4. He has the words of 2 Pet. ii. 3, and quotes the epistle of St. Jude, expressly transcribing ver. 12, 13.
5. A large part of St. John's third epistle is here quoted, in this manner: As in the catholic epistles, the blessed John writes to Gaius, against a certain bishop; commending the hospitality of Gaius, and exhorting him not to imitate such bishops as were wicked.'
6. These things deserve our notice. St. Chrysostom, as we saw in his chapter, received only three of the catholic epistles that of James; the first of Peter; the first of
in Pr. ad. Dialog.
b Vid. Cav. H. L. T. i. Emer. Bigot. c Pallade. Du Pin. Bib. des Aut. Ecc. d Tillem. Pallade, art. 12. Mem. T. xi.

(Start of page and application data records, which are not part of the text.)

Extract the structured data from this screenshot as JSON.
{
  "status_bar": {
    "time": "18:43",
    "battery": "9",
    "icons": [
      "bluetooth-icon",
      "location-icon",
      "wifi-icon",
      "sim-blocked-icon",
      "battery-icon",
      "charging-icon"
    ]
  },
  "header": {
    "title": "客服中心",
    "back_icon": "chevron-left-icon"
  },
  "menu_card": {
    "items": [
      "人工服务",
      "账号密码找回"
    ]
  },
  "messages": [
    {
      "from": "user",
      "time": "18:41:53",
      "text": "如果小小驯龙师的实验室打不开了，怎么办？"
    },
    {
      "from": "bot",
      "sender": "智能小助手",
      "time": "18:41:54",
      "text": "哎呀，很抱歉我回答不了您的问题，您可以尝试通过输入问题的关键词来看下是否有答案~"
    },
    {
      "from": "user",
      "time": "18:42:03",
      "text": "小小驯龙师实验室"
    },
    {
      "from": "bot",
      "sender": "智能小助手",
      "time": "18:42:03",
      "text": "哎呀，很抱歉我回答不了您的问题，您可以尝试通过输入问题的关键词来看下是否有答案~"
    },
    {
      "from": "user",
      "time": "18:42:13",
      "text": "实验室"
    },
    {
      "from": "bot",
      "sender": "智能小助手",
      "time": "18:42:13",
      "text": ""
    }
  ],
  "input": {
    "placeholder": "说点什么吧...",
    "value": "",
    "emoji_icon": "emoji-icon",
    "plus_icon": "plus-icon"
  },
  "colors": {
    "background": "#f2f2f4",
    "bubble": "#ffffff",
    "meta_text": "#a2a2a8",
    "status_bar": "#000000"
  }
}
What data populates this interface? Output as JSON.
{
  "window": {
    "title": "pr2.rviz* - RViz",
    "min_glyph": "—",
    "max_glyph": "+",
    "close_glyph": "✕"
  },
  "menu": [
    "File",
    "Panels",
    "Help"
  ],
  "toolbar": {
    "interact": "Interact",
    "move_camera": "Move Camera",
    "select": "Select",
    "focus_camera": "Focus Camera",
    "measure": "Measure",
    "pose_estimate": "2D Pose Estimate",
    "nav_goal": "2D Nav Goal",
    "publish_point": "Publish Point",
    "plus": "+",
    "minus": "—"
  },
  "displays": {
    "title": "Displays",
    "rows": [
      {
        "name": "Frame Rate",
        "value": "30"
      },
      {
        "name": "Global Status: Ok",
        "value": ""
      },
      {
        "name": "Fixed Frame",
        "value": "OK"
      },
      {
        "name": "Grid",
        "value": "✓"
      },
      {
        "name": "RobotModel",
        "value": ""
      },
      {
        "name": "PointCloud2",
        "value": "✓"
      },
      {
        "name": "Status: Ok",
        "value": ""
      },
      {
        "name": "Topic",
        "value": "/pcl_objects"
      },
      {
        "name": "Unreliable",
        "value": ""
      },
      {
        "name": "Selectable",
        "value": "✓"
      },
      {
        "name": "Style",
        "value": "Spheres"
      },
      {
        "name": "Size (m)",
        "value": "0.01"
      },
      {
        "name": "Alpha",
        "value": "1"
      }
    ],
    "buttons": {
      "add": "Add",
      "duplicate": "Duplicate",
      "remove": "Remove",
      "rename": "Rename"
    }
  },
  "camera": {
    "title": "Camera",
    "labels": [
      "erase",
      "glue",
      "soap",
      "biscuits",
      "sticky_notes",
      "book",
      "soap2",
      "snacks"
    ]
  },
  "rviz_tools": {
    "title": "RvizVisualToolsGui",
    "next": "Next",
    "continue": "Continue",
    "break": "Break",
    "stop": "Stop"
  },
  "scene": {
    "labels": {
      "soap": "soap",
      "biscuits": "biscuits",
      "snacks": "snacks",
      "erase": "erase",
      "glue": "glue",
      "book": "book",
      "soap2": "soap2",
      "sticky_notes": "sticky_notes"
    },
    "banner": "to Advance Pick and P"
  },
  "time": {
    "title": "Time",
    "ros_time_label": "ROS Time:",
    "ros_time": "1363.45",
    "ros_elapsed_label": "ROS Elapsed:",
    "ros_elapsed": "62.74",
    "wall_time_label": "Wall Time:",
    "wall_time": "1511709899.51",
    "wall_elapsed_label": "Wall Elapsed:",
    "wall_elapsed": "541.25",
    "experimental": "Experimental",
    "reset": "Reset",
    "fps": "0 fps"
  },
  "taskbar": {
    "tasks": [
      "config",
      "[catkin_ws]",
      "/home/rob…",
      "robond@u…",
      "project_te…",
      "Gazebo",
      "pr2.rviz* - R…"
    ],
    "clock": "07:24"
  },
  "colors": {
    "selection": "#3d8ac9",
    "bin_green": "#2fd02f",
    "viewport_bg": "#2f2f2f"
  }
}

T. iii. p. 92, 93.
e Solet a multis longo jam tempore Palladio huic tribui Dialogus de Vitâ S. Chrysostomi, qui cum Theodoro Diacono Romano habitus Romæ fingitur circa ann. 408, non diu post Chrysostomi mortem. Auctorem Dialogi a Palladio Lausiacæ scriptore recte distinguunt Baronius A. 388. n. 110. Emericus Bigotius in Prefat. ad Dialogum, et Tillemontius. Fabr. Bib. Gr. l. v. c. 32. sect. 4. T. ix. p. 8. f Καθως νεθετων ̔Εβραιες λέγει ὁ μεγαλοφρων Παυλος. Dialog. cap. 1. p. 2. E. ap. S. Chrysost. Opp. T. xiii. Vid. et p. 45. D. et p. 75. et passim. 8 Cap. 18. p. 71. F.
Οἷς το κριμα εκ αργει, και ή απολεια αυτων 8 νυςαζει-περι ών Ιέδας, αδελφος Ιακωβ8, φησιν· Οὗτοι εισιν οἱ εν ταις αγαπαις ὑμῶν σπιλάδες. Dial. c. 18. p. 68. C. D. Καθώς εν ταις καθολικαις γραφει Γαϊῳ ὁ μακάριος Ιωαννης, κ. λ. Ib. cap. 20. p. 79.
a See Vol. iv. ch. cxiv.
John. But this writer, though a friend and admirer of St. Chrysostom, quotes the second epistle of Peter, the epistle of Jude, and the third of John; and therefore, probably, received all the seven catholic epistles. This shows, that there were then different sentiments about some books of scripture. Men seem to have indulged a liberty of judging for themselves: and they determined, as the evidence appeared to them. And it is chiefly for the sake of these quotations, that I have made a distinct article of Palladius.
7. Whether he received the book of the Revelation, does not appear.
8. He has these expressions: The chief-shepherd himself; and chief-master, and chief-sophist, Jesus Christ; the reformer of the human error.'
1. NONNUS, of Panapolis, in Egypt, flourished, according to Cave, about 410; according to Mill, in the beginning of the fifth century. Du Pin says, his time is not exactly known. All we can say, is, that he lived after Gregory • Nazianzen, and before the reign of Justinian.'
2. He wrote in Greek verse a paraphrase of St. John's gospel, still extant. Some various readings have been observed in him. The principal is, that he has not the history of the woman taken in adultery and brought before our Saviour, which we now have at the beginning of the eighth chapter of St. John's Gospel. Moreover, in chap. xix. 14, he seems to have readd about the third hour,' where we have" about the sixth hour:" concerning which, may be seen, Mill, Bengelius, J. J. Wetstein, Wolfius, and others, upon the place, and elsewhere.
iii. P. ii. p. 77.
Αυτος ὁ αρχιποιμην και αρχιδιδασκαλος και αρχισοφισης Ιησες ὁ Χρισος, ὁ της ανθρώπινης πλάνης διορθωτής, κ. λ. cap. 12. p. 47. A.
a Vid. Cav. H. L. T. i. Fabr. Bib. Gr. l. v. c. 16. T. vii. p. 682, &c.
b Prolegom. ad. N. T. 908, &c.
c Bibl. des Aut. Ecc. T.
d Εκτη δ ̓, ἣν ενεπεσι προσάββατον, επλετο ηως.